» Data records for software interfaces
= = = = =

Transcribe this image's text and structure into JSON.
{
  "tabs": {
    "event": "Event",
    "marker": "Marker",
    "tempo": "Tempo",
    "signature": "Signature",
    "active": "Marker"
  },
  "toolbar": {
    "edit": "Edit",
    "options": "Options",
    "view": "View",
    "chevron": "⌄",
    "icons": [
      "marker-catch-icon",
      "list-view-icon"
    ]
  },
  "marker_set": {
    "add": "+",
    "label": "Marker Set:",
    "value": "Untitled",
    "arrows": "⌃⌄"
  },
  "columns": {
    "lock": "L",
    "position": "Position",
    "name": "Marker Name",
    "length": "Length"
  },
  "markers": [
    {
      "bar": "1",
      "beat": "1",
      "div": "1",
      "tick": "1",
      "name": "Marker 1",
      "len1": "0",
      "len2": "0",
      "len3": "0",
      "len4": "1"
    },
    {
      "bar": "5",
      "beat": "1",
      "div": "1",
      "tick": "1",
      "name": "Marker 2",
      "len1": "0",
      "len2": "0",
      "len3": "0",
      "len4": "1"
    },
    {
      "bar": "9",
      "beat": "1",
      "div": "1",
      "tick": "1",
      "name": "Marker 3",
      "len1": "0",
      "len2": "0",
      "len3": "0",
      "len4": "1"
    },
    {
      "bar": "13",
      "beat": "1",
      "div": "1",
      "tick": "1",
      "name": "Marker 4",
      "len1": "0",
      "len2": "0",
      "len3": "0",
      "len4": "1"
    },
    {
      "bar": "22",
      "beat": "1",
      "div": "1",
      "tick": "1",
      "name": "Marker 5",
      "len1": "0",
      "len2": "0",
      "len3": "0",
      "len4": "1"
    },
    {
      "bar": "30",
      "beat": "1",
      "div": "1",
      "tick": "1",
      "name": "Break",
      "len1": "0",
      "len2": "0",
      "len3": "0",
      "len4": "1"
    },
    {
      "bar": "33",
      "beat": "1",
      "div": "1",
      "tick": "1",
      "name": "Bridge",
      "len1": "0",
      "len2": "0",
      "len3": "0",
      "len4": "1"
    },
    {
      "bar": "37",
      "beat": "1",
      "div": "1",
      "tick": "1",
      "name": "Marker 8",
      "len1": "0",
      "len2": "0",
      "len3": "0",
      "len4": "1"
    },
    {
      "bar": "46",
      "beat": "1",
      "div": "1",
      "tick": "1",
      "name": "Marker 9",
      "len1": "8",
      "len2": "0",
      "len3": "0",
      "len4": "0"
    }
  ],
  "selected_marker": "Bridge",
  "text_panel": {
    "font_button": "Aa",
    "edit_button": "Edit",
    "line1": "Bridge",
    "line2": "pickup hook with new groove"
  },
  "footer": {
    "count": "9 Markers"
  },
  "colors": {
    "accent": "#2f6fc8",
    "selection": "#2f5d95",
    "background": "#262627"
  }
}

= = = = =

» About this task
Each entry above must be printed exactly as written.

» Solved problem
Transcribe this image's text and structure into JSON.
{
  "tabs": {
    "event": "Event",
    "marker": "Marker",
    "tempo": "Tempo",
    "signature": "Signature",
    "active": "Marker"
  },
  "toolbar": {
    "edit": "Edit",
    "options": "Options",
    "view": "View",
    "chevron": "⌄",
    "icons": [
      "marker-catch-icon",
      "list-view-icon"
    ]
  },
  "marker_set": {
    "add": "+",
    "label": "Marker Set:",
    "value": "Untitled",
    "arrows": "⌃⌄"
  },
  "columns": {
    "lock": "L",
    "position": "Position",
    "name": "Marker Name",
    "length": "Length"
  },
  "markers": [
    {
      "bar": "1",
      "beat": "1",
      "div": "1",
      "tick": "1",
      "name": "Marker 1",
      "len1": "0",
      "len2": "0",
      "len3": "0",
      "len4": "1"
    },
    {
      "bar": "5",
      "beat": "1",
      "div": "1",
      "tick": "1",
      "name": "Marker 2",
      "len1": "0",
      "len2": "0",
      "len3": "0",
      "len4": "1"
    },
    {
      "bar": "9",
      "beat": "1",
      "div": "1",
      "tick": "1",
      "name": "Marker 3",
      "len1": "0",
      "len2": "0",
      "len3": "0",
      "len4": "1"
    },
    {
      "bar": "13",
      "beat": "1",
      "div": "1",
      "tick": "1",
      "name": "Marker 4",
      "len1": "0",
      "len2": "0",
      "len3": "0",
      "len4": "1"
    },
    {
      "bar": "22",
      "beat": "1",
      "div": "1",
      "tick": "1",
      "name": "Marker 5",
      "len1": "0",
      "len2": "0",
      "len3": "0",
      "len4": "1"
    },
    {
      "bar": "30",
      "beat": "1",
      "div": "1",
      "tick": "1",
      "name": "Break",
      "len1": "0",
      "len2": "0",
      "len3": "0",
      "len4": "1"
    },
    {
      "bar": "33",
      "beat": "1",
      "div": "1",
      "tick": "1",
      "name": "Bridge",
      "len1": "0",
      "len2": "0",
      "len3": "0",
      "len4": "1"
    },
    {
      "bar": "37",
      "beat": "1",
      "div": "1",
      "tick": "1",
      "name": "Marker 8",
      "len1": "0",
      "len2": "0",
      "len3": "0",
      "len4": "1"
    },
    {
      "bar": "46",
      "beat": "1",
      "div": "1",
      "tick": "1",
      "name": "Marker 9",
      "len1": "8",
      "len2": "0",
      "len3": "0",
      "len4": "0"
    }
  ],
  "selected_marker": "Bridge",
  "text_panel": {
    "font_button": "Aa",
    "edit_button": "Edit",
    "line1": "Bridge",
    "line2": "pickup hook with new groove"
  },
  "footer": {
    "count": "9 Markers"
  },
  "colors": {
    "accent": "#2f6fc8",
    "selection": "#2f5d95",
    "background": "#262627"
  }
}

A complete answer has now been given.